Curiously, Bitcoin’s emergence was around the same time as the financial crisis of 2008. According to https://bitcoin.org, a purely peer-to-peer version of electronic cash allows online payments to be sent directly from one party to another without going through a central financial institution. Digital signatures provide part of the solution, but the main benefits are lost if a trusted third party is still required to prevent double-spending.
Bitcoin is a solution to the double-spending problem using a peer-to-peer network. The network timestamps transactions by hashing them into an ongoing chain of hash-based proof-of-work, forming a record that cannot be changed without redoing the proof-of-work. The longest chain not only serves as proof of the sequence of events witnessed, but proof that it came from the largest pool of CPU power. As long as the majority of CPU power is controlled by nodes that are not cooperating to attack the network, they’ll generate the longest chain and outpace attackers.

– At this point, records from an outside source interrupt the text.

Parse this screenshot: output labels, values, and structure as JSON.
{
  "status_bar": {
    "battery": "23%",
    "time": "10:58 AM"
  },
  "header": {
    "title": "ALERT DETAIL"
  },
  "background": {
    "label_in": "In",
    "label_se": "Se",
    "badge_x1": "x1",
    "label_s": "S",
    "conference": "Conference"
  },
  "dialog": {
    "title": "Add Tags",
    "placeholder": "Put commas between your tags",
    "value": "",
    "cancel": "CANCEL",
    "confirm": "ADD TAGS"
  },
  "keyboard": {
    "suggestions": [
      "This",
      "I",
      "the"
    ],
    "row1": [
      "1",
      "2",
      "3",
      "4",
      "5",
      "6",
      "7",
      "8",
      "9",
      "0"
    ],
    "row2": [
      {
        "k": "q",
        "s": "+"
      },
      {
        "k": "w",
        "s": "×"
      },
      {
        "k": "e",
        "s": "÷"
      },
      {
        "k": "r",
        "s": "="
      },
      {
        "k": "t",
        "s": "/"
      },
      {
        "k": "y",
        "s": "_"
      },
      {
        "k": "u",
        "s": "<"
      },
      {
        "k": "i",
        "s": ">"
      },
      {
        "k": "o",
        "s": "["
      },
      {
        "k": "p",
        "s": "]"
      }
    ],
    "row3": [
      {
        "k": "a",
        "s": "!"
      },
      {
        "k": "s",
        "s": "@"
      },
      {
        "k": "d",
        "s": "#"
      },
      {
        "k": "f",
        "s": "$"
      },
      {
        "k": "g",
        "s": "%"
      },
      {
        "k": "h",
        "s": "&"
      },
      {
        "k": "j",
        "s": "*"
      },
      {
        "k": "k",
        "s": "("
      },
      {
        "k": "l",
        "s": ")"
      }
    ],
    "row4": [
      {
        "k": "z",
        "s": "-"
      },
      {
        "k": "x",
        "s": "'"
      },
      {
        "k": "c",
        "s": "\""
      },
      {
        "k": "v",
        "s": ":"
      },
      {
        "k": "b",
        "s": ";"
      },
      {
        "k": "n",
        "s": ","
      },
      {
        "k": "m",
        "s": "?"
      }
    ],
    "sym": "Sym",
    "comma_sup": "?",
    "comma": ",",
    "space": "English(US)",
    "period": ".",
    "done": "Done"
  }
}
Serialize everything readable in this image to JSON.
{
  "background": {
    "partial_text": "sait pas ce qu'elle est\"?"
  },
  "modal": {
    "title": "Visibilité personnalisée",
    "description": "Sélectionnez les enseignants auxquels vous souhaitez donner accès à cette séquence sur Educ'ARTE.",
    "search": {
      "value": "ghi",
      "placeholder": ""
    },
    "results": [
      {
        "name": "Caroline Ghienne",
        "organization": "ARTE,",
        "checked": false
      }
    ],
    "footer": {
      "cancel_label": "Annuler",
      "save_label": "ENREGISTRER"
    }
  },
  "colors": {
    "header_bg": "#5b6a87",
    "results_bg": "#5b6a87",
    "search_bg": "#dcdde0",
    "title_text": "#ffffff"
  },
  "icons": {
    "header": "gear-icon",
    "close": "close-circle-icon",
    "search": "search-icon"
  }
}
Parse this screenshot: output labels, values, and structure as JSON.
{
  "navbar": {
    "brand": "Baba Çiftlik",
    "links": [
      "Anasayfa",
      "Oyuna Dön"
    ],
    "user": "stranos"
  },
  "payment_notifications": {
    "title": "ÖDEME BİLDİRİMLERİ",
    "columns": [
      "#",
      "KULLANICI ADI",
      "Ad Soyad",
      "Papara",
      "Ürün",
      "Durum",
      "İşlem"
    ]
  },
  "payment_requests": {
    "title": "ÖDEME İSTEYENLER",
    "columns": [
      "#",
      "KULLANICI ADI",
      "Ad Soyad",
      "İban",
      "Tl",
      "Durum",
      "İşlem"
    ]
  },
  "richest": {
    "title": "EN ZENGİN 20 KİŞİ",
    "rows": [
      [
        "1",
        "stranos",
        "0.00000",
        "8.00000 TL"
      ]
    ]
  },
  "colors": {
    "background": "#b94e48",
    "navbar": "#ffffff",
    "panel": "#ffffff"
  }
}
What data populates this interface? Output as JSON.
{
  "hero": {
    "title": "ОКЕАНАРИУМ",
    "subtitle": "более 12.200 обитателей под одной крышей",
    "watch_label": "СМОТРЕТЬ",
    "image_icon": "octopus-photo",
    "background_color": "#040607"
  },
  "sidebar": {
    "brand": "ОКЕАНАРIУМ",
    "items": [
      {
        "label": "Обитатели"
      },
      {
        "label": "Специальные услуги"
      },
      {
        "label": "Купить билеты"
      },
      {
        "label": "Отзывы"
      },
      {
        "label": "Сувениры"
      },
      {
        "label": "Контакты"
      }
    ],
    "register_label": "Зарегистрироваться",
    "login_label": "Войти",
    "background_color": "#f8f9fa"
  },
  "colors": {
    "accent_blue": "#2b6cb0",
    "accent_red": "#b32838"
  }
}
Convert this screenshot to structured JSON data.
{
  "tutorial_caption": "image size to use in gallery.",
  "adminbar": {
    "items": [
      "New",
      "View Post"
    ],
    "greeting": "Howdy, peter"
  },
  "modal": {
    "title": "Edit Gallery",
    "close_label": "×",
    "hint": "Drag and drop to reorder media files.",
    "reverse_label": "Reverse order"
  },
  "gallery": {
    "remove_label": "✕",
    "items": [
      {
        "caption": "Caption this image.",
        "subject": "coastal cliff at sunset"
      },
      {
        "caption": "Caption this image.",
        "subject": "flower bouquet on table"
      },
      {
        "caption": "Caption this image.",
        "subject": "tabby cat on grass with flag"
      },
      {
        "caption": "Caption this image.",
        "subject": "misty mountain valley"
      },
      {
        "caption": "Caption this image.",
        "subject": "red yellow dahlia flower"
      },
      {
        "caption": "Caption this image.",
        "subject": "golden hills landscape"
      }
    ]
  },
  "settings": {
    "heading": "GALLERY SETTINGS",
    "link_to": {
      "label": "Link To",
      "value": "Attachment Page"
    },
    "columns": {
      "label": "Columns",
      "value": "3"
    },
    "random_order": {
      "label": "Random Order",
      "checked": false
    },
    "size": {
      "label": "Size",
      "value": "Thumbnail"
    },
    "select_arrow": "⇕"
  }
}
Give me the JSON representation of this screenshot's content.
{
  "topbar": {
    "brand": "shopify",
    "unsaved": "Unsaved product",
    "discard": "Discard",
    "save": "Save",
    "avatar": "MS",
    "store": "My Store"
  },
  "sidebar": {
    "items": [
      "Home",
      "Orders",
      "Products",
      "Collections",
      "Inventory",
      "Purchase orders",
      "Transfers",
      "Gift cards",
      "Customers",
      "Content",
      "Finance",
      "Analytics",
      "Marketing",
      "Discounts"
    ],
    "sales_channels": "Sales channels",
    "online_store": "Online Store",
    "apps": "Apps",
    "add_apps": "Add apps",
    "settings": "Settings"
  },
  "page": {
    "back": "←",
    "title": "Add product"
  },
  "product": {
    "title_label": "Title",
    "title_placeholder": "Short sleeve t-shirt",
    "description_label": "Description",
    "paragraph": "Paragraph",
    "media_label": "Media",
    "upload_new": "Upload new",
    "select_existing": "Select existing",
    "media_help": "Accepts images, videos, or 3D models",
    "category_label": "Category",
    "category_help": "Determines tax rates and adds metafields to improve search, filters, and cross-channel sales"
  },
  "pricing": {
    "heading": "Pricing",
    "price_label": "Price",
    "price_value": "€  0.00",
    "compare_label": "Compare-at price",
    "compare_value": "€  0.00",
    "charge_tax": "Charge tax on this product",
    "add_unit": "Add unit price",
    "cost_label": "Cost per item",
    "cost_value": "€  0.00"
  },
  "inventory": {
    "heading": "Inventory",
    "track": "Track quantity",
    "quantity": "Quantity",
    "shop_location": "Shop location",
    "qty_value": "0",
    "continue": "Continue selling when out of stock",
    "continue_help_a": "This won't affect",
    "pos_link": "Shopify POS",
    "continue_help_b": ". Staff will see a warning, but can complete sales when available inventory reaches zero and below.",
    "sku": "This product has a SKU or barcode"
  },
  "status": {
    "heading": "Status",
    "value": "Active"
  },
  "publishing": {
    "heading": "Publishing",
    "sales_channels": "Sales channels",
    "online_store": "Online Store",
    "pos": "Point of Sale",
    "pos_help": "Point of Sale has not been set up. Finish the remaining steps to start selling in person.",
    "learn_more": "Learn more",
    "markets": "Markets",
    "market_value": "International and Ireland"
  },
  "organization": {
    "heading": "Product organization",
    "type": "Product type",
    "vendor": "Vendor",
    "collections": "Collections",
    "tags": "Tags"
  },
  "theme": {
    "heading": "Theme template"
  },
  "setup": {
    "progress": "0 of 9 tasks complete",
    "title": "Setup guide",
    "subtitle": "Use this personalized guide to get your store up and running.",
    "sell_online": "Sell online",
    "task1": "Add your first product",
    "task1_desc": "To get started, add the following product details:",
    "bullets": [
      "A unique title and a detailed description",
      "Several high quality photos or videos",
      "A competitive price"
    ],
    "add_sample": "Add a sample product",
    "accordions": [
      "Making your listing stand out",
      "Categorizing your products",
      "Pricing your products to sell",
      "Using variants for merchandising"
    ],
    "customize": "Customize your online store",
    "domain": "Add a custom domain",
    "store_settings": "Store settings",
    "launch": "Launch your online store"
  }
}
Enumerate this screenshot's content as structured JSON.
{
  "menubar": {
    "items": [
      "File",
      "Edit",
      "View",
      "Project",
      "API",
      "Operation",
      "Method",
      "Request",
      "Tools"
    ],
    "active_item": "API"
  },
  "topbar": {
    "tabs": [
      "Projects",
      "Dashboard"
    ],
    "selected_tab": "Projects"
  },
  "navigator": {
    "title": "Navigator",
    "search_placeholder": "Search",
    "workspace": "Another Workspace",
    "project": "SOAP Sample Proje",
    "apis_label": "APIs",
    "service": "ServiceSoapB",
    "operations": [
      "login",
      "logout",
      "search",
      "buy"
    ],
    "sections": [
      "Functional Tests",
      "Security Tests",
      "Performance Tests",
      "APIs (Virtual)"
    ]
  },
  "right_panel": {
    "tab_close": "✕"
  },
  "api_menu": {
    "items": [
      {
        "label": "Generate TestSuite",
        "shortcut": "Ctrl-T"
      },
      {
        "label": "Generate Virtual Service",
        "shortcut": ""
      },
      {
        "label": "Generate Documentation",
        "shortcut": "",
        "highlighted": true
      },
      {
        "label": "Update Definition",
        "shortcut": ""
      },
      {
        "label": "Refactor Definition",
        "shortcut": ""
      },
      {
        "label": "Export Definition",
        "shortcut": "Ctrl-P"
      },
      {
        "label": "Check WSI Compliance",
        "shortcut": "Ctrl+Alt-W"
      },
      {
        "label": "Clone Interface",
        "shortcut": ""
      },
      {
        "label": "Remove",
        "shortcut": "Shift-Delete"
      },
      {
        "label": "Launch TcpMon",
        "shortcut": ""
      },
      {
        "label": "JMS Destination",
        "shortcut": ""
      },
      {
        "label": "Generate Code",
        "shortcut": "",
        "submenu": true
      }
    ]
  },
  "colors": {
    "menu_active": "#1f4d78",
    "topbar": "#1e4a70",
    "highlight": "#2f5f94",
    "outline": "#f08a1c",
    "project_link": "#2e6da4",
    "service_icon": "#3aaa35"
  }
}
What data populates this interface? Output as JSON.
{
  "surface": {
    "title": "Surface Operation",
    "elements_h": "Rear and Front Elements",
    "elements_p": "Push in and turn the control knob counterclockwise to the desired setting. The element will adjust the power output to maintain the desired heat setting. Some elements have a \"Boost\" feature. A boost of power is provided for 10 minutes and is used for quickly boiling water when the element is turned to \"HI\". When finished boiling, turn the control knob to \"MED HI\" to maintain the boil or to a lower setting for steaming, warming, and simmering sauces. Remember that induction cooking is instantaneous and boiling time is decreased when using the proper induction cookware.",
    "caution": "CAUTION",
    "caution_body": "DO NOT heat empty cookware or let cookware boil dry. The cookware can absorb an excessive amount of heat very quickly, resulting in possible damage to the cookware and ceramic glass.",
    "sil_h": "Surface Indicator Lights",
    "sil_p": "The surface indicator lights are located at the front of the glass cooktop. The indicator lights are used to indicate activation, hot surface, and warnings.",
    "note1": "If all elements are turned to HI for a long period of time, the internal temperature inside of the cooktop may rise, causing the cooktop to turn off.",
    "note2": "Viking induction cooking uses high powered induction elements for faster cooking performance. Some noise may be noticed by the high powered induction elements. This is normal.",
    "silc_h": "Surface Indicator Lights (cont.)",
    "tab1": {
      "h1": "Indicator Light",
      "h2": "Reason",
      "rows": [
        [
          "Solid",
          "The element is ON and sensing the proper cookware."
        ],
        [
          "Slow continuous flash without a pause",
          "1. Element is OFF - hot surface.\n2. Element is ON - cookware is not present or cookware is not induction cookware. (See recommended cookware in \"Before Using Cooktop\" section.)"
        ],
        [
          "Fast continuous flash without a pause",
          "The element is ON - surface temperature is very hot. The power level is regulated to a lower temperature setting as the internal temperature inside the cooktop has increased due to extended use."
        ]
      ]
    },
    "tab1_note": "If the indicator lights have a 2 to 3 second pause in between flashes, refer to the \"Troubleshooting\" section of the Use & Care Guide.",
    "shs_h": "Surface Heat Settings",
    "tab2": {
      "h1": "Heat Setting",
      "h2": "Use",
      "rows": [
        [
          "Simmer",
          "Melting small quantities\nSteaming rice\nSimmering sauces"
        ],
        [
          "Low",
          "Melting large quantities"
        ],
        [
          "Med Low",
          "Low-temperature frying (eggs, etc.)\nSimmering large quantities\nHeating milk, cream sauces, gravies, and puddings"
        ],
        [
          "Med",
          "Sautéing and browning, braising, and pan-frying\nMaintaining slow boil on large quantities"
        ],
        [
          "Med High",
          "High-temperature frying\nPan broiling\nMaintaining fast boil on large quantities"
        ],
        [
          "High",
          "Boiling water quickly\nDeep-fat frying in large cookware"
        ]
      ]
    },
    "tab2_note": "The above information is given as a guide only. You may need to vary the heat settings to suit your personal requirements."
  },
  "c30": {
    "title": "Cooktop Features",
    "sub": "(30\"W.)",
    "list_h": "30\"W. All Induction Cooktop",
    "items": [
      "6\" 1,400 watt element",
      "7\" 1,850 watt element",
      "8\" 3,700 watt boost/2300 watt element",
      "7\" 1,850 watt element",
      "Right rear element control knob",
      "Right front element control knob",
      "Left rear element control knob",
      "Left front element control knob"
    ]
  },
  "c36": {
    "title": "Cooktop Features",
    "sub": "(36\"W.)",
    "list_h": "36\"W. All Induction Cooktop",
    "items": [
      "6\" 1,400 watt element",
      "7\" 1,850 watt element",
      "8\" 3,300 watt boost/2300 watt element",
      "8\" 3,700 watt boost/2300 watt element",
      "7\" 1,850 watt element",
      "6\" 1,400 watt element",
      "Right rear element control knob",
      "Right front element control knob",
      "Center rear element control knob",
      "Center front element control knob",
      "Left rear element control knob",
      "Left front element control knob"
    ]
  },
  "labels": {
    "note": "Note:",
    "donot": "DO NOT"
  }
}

The network itself requires minimal structure. Messages are broadcast on a best-effort basis, and nodes can leave and rejoin the network at will, accepting the longest proof-of-work chain as proof of what happened while they were gone. If people lose faith in a currency, the typical reaction is to start using another one.